=== Begin Enclosure ===

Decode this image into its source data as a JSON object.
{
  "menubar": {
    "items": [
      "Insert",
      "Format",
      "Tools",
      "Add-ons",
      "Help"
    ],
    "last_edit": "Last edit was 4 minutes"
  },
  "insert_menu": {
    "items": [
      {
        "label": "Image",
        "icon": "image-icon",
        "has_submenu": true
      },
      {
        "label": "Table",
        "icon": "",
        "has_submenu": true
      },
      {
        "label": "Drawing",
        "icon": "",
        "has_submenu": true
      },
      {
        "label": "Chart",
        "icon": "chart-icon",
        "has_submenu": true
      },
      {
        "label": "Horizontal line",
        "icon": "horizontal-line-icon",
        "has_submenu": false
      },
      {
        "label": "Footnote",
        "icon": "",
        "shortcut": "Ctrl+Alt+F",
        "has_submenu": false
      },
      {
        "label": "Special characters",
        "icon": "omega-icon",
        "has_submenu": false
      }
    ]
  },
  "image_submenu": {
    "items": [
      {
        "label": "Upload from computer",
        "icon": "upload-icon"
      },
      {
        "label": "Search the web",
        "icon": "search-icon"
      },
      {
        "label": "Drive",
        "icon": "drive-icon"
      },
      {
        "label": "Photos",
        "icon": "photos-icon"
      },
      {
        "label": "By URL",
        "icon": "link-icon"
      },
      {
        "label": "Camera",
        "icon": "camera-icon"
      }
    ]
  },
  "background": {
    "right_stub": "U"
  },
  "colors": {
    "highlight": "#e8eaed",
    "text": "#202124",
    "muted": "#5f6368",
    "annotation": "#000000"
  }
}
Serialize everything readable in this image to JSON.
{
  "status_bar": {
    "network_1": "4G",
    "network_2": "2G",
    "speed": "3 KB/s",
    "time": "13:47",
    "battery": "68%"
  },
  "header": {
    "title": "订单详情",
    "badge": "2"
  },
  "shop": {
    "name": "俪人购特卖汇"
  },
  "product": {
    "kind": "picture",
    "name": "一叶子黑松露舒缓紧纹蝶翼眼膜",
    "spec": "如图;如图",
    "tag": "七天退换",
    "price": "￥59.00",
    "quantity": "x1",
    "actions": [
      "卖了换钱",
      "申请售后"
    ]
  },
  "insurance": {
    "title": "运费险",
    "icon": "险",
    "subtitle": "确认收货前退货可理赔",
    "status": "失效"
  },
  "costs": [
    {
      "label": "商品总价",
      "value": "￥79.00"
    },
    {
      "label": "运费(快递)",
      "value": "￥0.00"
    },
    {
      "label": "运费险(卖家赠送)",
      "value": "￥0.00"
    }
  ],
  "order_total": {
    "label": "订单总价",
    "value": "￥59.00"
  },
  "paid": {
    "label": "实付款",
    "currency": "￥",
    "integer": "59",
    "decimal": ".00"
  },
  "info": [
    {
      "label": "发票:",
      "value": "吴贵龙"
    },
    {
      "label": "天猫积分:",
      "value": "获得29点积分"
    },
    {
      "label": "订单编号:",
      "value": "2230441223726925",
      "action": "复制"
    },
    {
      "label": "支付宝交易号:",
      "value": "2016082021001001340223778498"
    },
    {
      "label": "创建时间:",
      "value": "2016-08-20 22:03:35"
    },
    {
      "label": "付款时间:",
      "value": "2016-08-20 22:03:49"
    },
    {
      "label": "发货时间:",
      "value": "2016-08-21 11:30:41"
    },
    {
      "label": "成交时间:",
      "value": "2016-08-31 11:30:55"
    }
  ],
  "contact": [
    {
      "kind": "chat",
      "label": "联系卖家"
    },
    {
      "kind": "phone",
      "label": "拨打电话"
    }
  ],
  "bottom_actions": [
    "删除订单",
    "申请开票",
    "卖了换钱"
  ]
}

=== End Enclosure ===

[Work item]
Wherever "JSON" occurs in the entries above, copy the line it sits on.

[Exercise solution]
Decode this image into its source data as a JSON object.
Serialize everything readable in this image to JSON.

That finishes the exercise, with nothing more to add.